Ask for a show of hands of learners that have bike helmets. Use individual learner pictures or name cards to construct a class bar graph to show who has a helmet. The horizontal row showing the numbers 0 through the number of learners in your class and the vertical rows labeled yes (have a helmet) and no (don't have a helmet).
Kindergarten and first grade learners would interpret this information as a class. Ask, "Do we have more learners with or without helmets? Why is it important to have a helmet? How many of our friends in class should have a helmet?"
On the third day show the children a video on bicycle safety. (See Bibliographical References for suggested selections.)
Ask, "What bicycle safety rules do you remember from the video?" Compile a class list of bicycle safety rules addressed in the video.
Ask, "Are these rules a law that has to be followed? Would it be a good idea for all people who ride bikes to follow the rules?" Instructor's Notes: Develop the definitions of law and rule. Have the learners give an example of a classroom rule and a law in their state. It is recommended that the instructor refer to some states having mandatory motorcycle helmet laws. Research the local community to determine if there is a bicycle helmet law.

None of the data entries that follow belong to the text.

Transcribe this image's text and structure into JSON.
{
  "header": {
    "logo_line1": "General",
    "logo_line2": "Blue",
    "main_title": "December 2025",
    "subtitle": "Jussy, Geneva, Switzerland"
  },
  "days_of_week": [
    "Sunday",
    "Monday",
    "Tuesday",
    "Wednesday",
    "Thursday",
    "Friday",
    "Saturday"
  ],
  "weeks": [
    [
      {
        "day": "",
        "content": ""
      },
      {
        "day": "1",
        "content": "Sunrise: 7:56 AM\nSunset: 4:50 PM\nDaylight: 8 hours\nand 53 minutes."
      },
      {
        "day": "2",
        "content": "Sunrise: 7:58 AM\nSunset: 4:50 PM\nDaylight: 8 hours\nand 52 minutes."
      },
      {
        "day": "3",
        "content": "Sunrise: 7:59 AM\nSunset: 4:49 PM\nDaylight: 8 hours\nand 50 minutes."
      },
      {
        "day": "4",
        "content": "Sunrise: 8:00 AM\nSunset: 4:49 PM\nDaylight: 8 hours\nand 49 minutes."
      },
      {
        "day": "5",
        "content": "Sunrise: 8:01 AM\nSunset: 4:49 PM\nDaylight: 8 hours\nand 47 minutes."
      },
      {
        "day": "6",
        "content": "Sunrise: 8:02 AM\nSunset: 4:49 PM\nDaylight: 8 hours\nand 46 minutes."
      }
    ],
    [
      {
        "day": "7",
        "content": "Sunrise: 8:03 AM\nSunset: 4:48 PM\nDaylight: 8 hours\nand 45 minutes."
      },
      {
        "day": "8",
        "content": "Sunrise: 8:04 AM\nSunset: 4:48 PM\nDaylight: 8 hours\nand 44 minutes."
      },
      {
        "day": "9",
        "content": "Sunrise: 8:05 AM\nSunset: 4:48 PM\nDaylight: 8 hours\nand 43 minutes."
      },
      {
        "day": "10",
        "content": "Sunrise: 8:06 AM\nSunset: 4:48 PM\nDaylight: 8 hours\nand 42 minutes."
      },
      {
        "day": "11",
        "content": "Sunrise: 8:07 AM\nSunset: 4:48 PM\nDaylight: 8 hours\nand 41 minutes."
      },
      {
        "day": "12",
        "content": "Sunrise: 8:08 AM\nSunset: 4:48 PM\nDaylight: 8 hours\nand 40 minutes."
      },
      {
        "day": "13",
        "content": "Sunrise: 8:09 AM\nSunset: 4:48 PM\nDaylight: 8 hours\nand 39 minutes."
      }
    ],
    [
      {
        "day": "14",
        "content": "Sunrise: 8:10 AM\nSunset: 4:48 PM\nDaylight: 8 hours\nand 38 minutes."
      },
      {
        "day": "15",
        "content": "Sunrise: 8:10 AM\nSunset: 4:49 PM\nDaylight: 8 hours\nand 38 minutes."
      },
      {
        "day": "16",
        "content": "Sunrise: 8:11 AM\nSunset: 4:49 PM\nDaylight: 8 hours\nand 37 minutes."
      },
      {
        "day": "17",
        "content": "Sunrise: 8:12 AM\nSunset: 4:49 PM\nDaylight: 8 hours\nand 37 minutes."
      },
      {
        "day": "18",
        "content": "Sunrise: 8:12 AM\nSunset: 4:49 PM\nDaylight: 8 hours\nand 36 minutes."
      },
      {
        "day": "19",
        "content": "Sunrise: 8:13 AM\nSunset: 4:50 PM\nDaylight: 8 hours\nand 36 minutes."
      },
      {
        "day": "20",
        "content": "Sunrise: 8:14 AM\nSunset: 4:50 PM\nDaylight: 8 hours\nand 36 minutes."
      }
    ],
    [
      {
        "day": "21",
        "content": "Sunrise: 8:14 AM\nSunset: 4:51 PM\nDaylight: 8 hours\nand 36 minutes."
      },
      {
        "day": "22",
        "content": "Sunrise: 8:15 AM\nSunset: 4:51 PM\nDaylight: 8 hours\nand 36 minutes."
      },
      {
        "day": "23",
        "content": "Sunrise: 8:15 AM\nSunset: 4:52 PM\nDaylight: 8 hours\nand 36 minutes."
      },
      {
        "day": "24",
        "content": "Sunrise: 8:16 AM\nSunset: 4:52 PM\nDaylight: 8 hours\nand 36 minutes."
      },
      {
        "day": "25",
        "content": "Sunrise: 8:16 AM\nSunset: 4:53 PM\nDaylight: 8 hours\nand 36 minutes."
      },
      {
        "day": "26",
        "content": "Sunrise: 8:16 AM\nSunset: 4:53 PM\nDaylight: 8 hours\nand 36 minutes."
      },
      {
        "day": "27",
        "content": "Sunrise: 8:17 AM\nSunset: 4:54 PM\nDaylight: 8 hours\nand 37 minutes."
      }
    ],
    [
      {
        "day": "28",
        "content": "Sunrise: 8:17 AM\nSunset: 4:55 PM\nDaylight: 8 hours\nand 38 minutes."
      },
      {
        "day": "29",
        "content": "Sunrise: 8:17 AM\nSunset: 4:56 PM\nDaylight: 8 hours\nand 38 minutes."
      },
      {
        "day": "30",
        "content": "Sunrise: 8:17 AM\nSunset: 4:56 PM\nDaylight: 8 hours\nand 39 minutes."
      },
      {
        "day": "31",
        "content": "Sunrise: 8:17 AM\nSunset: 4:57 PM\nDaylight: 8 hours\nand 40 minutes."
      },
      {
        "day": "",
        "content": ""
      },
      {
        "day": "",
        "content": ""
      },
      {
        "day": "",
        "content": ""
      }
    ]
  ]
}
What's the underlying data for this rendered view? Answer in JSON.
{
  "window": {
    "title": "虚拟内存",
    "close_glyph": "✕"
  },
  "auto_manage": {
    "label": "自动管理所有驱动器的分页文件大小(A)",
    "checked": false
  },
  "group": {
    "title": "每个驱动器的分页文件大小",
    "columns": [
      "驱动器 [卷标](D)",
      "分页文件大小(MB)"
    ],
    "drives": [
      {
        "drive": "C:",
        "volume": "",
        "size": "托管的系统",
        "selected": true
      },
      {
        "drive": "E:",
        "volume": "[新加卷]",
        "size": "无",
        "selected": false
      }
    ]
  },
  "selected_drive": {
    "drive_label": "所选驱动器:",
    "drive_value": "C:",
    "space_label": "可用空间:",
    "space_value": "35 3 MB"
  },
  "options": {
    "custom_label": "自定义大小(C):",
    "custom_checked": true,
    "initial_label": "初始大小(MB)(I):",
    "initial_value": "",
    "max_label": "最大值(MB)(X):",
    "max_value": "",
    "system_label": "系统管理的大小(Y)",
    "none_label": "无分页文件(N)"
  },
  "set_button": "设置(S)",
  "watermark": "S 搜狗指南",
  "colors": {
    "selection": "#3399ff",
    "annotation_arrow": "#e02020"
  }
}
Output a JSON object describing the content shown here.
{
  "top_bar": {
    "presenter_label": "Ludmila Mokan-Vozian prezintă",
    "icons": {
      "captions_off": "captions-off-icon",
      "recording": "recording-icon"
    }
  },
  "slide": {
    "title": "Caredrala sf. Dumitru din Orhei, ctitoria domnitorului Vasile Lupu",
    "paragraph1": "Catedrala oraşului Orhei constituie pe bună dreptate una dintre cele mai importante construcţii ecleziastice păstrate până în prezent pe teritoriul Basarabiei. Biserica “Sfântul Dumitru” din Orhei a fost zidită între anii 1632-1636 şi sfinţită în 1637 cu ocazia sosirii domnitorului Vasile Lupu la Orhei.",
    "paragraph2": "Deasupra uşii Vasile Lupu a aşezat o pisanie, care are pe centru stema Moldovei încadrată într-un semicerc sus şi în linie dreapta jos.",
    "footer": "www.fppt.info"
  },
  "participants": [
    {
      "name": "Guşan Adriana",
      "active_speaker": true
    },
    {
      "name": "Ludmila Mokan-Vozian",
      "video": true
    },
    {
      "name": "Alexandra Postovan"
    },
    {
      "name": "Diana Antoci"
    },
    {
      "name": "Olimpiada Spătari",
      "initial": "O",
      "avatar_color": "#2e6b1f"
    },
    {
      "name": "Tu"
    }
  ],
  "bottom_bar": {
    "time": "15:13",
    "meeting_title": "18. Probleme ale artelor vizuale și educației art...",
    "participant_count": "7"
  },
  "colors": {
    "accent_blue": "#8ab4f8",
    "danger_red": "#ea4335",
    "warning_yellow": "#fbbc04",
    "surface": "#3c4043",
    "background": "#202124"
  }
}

Read and discuss with the class one or more of the stories from The Children's Book of Heroes (a collection of stories that teaches such character attributes as: honesty, courage, and responsibility) which explores responsibility, common good, seeing and responding to a need.
Read the book, Safety on Your Bicycle, to the class. Have the learners discuss the story as you read it. After you read the story and show the video, compare the teachings in the two.
Following the melon demonstration, learners will draw a picture and/or write a sentence in a journal that shows how a helmet protects you when riding a bike. Learners will write a journal entry about the book read. After viewing the video, useAttachment Three:Assessment Rubric to evaluate the learners' knowledge of bicycle rules Record learners' participation in the creation of a bar graph about bicycle helmet ownership and interpret the information it provides through class discussion.
Strand PHIL.I Definitions of Philanthropy
Standard DP 01. Define Philanthropy
Benchmark E.1 Define philanthropy as the giving and sharing of time, talent, or treasure intended for the common good.
Benchmark E.3 Recognize that citizens have a responsibility for the common good as defined by democratic principles.
Strand PHIL.II Philanthropy and Civil Society
Standard PCS 01. Self, citizenship, and society
Benchmark E.3 Describe a benefit of group cooperation.
Standard PCS 05. Philanthropy and Government
Benchmark E.2 Identify why rules are important and how not all behaviors are addressed by rules.
Standard PCS 07. Skills of Civic Engagement
Benchmark E.4 Analyze information to differentiate fact from opinion based on the investigation of issues related to the common good.